Intel's Benchmarking Shenanigans

 24 November 2020 Opinion
If benchmarks do not show the result you want, create your own.

Intel is struggling. Though it is still a behemoth among chip companies, but it feels increasingly like Nokia or Blackberry after the iPhone launch. AMD has been taking market share almost every quarter with superior products and now Apple not only replaced Intel's chip in their laptop lineup with their own but did so while improving performance.

Meanwhile Intel's 10nm products are delayed.

Since Intel cannot compete head on, it looks like they went back to some of their old tricks, in this case misleading benchmarks.

AMD laptop performance on battery

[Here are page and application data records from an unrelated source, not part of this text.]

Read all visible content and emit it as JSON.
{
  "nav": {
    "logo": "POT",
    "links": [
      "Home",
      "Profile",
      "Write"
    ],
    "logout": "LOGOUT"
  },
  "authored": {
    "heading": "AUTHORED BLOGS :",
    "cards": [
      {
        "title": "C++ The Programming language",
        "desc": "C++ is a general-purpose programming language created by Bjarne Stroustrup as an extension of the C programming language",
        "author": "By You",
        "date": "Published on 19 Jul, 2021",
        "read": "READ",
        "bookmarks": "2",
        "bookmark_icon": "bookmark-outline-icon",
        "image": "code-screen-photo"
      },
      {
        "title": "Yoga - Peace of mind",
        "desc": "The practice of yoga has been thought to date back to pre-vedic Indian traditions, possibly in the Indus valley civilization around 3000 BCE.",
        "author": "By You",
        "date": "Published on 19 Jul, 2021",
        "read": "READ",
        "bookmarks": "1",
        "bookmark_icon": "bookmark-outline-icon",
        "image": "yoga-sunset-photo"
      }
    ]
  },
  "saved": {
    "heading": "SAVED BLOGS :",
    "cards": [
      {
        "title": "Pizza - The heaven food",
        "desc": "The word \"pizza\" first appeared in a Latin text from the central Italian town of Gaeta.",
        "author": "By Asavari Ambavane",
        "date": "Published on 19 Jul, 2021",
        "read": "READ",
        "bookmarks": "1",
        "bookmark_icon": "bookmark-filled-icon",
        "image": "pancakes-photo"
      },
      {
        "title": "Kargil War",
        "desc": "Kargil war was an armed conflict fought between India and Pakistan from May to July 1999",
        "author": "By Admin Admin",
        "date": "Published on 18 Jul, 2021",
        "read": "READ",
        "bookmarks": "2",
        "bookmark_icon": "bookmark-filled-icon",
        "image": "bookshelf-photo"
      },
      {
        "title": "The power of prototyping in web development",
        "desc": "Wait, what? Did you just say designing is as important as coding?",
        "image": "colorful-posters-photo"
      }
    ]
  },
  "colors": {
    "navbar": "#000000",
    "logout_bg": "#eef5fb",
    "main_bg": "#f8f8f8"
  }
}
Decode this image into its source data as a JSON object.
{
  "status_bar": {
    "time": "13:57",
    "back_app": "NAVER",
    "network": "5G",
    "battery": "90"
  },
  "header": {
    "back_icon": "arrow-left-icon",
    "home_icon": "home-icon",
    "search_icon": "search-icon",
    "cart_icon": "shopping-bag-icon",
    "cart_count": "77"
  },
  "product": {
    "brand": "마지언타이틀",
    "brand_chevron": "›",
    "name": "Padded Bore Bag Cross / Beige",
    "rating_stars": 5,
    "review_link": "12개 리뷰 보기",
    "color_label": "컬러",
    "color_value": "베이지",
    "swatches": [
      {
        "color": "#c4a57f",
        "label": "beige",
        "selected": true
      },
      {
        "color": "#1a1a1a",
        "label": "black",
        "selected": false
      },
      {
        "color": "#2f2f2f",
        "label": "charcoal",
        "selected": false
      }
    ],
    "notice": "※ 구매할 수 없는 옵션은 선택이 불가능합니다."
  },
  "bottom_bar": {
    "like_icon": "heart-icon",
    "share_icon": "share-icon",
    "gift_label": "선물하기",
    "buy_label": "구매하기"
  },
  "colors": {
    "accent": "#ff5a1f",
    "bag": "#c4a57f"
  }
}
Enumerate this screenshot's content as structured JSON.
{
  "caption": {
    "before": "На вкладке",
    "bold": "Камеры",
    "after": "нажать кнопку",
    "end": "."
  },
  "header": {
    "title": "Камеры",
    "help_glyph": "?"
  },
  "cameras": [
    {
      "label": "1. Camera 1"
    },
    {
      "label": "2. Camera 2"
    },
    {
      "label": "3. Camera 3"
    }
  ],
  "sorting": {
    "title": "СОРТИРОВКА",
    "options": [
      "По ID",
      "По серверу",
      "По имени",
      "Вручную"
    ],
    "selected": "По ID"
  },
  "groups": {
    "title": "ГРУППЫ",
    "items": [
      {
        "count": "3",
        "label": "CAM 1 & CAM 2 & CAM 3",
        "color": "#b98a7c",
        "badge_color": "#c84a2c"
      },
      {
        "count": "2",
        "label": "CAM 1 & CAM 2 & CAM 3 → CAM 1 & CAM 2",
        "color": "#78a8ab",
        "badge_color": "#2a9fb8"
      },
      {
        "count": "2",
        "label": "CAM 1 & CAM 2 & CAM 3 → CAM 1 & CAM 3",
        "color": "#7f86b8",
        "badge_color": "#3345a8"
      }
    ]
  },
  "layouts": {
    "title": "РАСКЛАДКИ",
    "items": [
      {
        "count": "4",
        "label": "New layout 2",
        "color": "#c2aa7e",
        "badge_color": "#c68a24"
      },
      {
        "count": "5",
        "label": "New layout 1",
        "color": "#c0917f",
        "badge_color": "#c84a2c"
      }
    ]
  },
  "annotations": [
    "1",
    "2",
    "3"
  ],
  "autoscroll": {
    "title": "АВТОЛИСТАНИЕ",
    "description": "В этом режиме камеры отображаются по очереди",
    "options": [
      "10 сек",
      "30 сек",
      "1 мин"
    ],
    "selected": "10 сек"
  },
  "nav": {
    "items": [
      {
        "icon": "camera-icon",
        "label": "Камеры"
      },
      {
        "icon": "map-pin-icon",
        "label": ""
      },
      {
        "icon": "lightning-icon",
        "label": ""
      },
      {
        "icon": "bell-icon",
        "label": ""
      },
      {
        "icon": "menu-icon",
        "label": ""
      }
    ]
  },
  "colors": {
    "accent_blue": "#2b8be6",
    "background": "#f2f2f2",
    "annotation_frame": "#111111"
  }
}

Apple's M1 chip just dealt a huge blow to Intel. Intel did not just lose a customer, but they also got some serious competition in the laptop space at the same time.

But instead of targeting Apple, Intel attacked AMD, claiming that AMD sacrifices performance for better battery life.

This attack on AMD, rather than Apple, may seem counterintuitive at first, but it makes sense. OEMs like HP, Dell and Lenovo are worried about Apple’s new M1 chip and they need something competitive. Fortunately, AMD will release a new laptop chip at the beginning of next year that is most likely going to be better in multi-threaded performance than the M1 chip.

This is a nightmare scenario for Intel. Not only will it allow AMD to take even more market share, but it will also force OEMs to optimize their models to work better with AMD chips.

To prevent this from happening, Intel is trying to show that AMD chips are not as good as everybody says. Their claim: AMD laptop chips have better battery life and power efficiency than Intel's Tiger Lake, because AMD limits performance while the laptop is running on battery.

Intel’s conclusion: "AMD performance on battery negates value of its product stack".

Intel is partially right, that some AMD models have lower performance on battery life. Unfortunately (for Intel), this has nothing to do with AMD as Extreme Tech discovered.

Corona Render encoding time on Ryzen 4800U actually improves slightly to 2.62 hours. Meanwhile on Intel's i7 1065G7 it takes 12:32 hours instead of 5:17 hours on battery.

The AMD 4800U ON BATTERY is twice as fast at rendering than Intel’s previous Core i7 PLUGGED IN. Source: Extreme Tech

It is up to OEMs to set power limits on battery and it can be further tuned by the user, e.g. in Windows by changing the power options. This has been the case for a long time and as Extreme Tech noticed, is also the case for Intel chips.
Something that appears to be new is a 12 second delay before the CPU speeds up, that some OEM’s added to some of their AMD laptops. Again, this is a decision by the OEM to keep laptops from running out of battery too quickly.

The other option is to ignore battery life and fan noise to achieve maximum performance in benchmarks, as some OEM’s seem to have done with Tiger Lake laptops:
"…the MSI Prestige 14 Evo [i7 1185G7]—which reached nearly gaming-laptop levels of fan noise almost immediately—and the HP EliteBook [4700U], which took more than a minute to ramp its fans up to max and remained much quieter than the MSI throughout the run" – Source: Ars Technica

Intel Ice Lake Server vs AMD EPYC Rome

Intel released information about their upcoming 32 core Ice Lake server a couple of days ago. They also showed some benchmarks where the 32 core Ice Lake server beats the 64 core AMD EPYC 7742.

This looks impressive at first glance, but the fine print shows how Intel achieved it. Intel literally created the Monte Carlo benchmark themselves, using Intel’s Math Kernel Library (MKL) and Intel’s compiler. If you need to create your own benchmark, so that your upcoming product can beat your competitors last year’s product by 30%, you are in trouble. Especially since the MKL alone can reduce performance of AMD chips by a factor of 3 by using slower code paths and by disabling AVX2 acceleration.

Intel claims 20-30% better performance compared with the 64 core EPYC Rome server.

Look at this, our CPU is faster in benchmarks we have developed. Source: Intel News Release

Conclusion: Apple may be next

Intel is at it again. It worked last time, so why not do it again? Unfortunately for Intel, times have changed: There is no Core microarchitecture to save the day. 7nm, initially considered to be the solution, is already delayed by 12 months until late 2022. Their current 10nm processors are even worse than the old Pentiums, because even if they are competitive, Intel still cannot manufacture them in sufficient quantities.

Additionally, AMD is very competitive in Notebooks for the first time and to top it off, Apple with their chips is putting a lot of pressure on Windows laptop manufacturers: OEMs cannot simply postpone the release of AMD laptops just because Intel pays them something extra, because then they will lose (even more) market share to Apple that they are unlikely to get back.

So, we can expect more Intel benchmarks soon. Perhaps even attacks on Apple's M1 chip.